"I like to think of our [plan implementation] as a major community art project that is in its beginning phase," says Lauseng. "I believe anything that invites creativity is an art project and we certainly want everyone to help with this." To wit, the coordinator ticks off "providing details to add to our forthcoming directory of arts and cultural organizations" and "specific information about venues where people can schedule cultural events, arts classes and similar types of activities."
Lauseng explains that while the arts district has specific geographic boundaries within Silver City, the "cultural plan extends to the broader Grant County area." The latter also stresses a multicultural approach that will include the publication of materials in Spanish as well as English.
"We also want to cut down on conflict between competing events in the region," she says. "If we get people looking ahead at certain scheduling dates we can. . . see whatever everybody else is doing. Part of community involvement means sharing information about what's going on."
Sharing images of "what makes Grant County unique or authentic" is another undertaking helmed by Lauseng through her office's Big Picture Project. Photos submitted by local residents are showcased at a website, www.bigpicturesilvercity.com, under three categories of cultural significance: objects, activities and places. Contributions continue to be welcomed as long as they represent something that still exists in the county.

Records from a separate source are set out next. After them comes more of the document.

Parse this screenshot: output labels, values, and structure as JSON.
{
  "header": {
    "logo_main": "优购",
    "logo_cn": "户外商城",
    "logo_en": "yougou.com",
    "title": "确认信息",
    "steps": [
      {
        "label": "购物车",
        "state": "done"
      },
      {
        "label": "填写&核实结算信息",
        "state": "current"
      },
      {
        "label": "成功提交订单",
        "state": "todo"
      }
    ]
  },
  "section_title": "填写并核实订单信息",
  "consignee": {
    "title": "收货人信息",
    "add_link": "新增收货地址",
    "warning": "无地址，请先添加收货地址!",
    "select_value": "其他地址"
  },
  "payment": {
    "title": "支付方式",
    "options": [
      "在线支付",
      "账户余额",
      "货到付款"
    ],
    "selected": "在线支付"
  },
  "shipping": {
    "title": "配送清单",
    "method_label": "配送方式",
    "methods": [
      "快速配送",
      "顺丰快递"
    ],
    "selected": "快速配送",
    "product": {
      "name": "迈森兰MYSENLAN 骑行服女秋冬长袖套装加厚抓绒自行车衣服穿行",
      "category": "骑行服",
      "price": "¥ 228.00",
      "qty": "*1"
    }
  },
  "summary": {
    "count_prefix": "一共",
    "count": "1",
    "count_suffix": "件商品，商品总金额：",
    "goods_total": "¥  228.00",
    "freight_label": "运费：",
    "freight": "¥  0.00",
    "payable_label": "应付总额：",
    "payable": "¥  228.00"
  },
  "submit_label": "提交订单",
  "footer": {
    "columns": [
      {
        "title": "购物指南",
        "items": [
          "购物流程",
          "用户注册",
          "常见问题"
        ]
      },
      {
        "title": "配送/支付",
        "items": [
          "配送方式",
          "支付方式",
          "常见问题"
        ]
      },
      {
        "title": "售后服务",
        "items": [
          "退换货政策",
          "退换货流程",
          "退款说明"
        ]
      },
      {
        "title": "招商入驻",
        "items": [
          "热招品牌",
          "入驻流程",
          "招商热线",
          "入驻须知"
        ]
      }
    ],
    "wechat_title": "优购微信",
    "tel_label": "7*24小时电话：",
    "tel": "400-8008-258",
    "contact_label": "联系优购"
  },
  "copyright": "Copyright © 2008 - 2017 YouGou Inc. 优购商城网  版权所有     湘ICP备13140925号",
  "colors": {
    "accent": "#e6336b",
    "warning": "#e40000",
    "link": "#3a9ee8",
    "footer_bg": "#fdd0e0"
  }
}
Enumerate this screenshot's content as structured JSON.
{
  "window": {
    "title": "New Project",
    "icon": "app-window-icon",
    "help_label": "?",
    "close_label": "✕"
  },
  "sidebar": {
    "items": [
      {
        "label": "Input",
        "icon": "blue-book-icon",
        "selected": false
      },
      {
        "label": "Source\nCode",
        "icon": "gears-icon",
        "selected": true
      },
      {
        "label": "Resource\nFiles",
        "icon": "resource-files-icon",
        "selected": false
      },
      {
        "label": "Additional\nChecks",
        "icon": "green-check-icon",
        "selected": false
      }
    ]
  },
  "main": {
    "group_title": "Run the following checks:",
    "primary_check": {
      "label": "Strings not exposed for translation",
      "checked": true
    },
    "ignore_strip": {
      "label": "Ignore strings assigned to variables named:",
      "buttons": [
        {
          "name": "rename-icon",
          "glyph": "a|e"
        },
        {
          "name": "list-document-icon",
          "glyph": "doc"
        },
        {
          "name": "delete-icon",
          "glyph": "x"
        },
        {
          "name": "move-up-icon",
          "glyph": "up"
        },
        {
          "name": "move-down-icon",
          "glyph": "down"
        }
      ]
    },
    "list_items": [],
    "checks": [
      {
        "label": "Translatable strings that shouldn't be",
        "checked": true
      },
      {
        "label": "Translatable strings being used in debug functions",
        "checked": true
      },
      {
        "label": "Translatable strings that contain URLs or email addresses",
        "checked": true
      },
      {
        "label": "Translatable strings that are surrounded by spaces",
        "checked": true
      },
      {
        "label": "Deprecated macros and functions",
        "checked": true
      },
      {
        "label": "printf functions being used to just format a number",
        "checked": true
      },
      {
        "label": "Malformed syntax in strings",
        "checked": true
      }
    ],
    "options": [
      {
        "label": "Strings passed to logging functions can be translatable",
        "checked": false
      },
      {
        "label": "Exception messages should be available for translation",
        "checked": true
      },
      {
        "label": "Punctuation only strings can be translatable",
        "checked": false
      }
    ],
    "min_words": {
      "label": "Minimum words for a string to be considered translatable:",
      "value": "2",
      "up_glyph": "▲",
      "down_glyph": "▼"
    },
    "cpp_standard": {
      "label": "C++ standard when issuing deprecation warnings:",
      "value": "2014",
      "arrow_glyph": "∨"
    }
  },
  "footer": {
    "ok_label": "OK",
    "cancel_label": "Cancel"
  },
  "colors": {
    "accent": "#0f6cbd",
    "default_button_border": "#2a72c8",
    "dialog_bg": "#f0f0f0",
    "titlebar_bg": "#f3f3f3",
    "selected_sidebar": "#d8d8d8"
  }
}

Yet another initiative involves making greater use of Silver City's local TV outlets, distributed via cable and a low-power TV station, to showcase the work of area artists as well as art-related events. "We are encouraging this," Lauseng says, "as a way to give more exposure to the interesting things people here are doing."
The team of consultants that helped to develop the new Arts & Cultural District Plan highlighted several areas of particular concern. These included a "pressing need for a community cultural center," the desire for "a stronger connection between Western New Mexico University and downtown," upgrading of "signage guiding travelers," possible development of the Big Ditch as a "pedestrian-oriented connector for arts and cultural venues," and adoption of a proposed "Artist Live/Work ordinance" to legalize the practice of artists living in downtown studio spaces. The same study concluded, in Lauseng's words, "that there are a lot of tight-knit groups here as well as isolated groups and individuals. We want to connect them more, because a lot of people don't know what's available or how they can work together with others."
Lauseng hesitates to generalize about what draws creative types to Grant County — "Everybody makes a decision based on his or her unique desires or dreams" — but her own experience is illustrative. After growing up in Watertown, South Dakota, and living for many years in Manhattan, Kansas, she and her husband, a retired Kansas State University art professor, went "town shopping" in the Mountain West. Apparently, they'd had enough cold winters and flat horizons. They considered various other states — and parts of New Mexico — before driving into Silver City on a rainy July afternoon in 2003.
"From the day we arrived," Lauseng remembers, in a wistful tone, "this seemed like the perfect place for us. [The qualities that] made it attractive were the small-town atmosphere, friendly people, wonderful climate and beautiful sunsets." The couple moved permanently to Silver City less than two months later and still rave about the town: "We just absolutely love being here. It feels like home."